  16. ^ "Boston Terrier - Temperament & Personality". Petwave.com. Retrieved 11 December 2017.
  17. ^ "Archived copy". Archived from the original on 2015-02-21. Retrieved 2015-02-21.
  18. ^ "Boston Terriers". adoptaboston.com.
  19. ^ "Boston Terrier Dog Breed Information, Pictures, Characteristics & Facts – Dogtime". Dogtime.com. Retrieved 11 December 2017.
  20. ^ "Brachycephalic". marvistavet.com. Archived from the original on 2007-12-22.
  21. ^ "Health Concerns: Respiratory System". Animal Health Center. New Jersey Veterinary Medical Association.
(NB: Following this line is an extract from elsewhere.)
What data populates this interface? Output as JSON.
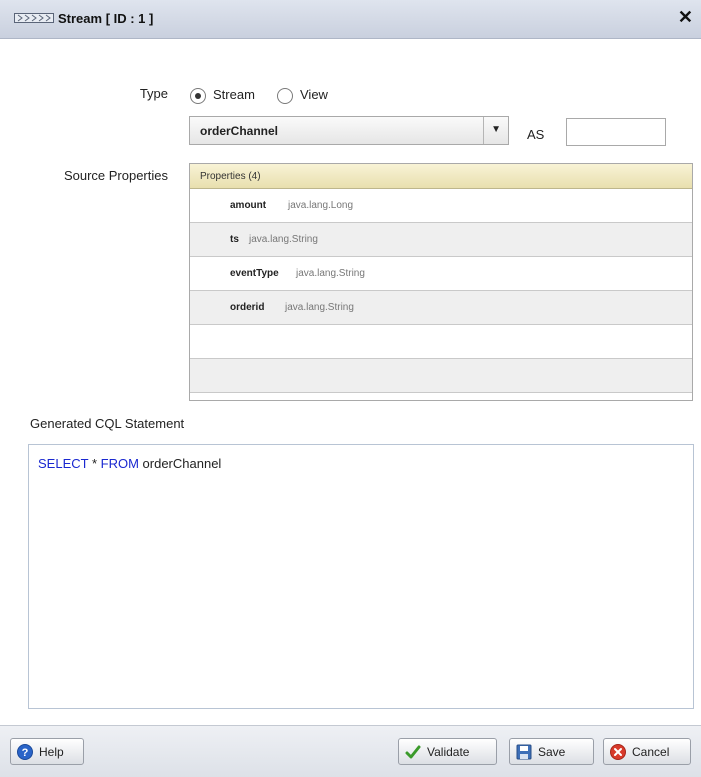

Archived from the original on 2007-05-18. Retrieved 2007-04-06.
  22. ^ Evans, K.; Adams, V. (2010). "Proportion of litters of purebred dogs born by caesarean section" (PDF). The Journal of small animal practice. 51 (2): 113–118. doi:10.1111/j.1748-5827.2009.00902.x. PMID 20136998. Archived from the original (PDF) on 2016-04-06.
  23. ^ Wedderburn, Peter (6 April 2009). "Why do over 80 per cent of Bulldog births happen by caesarian section?". The Daily Telegraph. Retrieved 28 March 2011.
  24. ^ a b c d e "Boston Terrier". AKC. Retrieved May 10, 2018.
  25. ^ a b Bedwell-Wilson, Wendy. "Boston Terrier health watch: teeth, gums, and jaw". Dummies. Retrieved May 10, 2018.
  26. ^ "Boston Terrier". Dog Time. Retrieved May 10, 2018.
  27. ^ "Boston Terrier". Dog Breed Plus. Retrieved May 10, 2018.
  28. ^ "The Boston Terrier Club Of America". bostonterrierclubofamerica.org.
  29. ^ a b Moye, David (May 26, 2012). "World's largest dog eyes: Bruschi the Boston Terrier eyeballs world record". Huffington Post. Archived from the original on April 28, 2017. Retrieved April 3, 2018.
  30. ^ a b c d Kane, Gillian. "Sergeant Stubby". Slate. Retrieved May 10, 2018.

Further readingEdit

  • Bulanda, Susan (1994). Boston Terriers. Barron's Educational Series, Inc. ISBN 0-8120-1696-3.

External linksEdit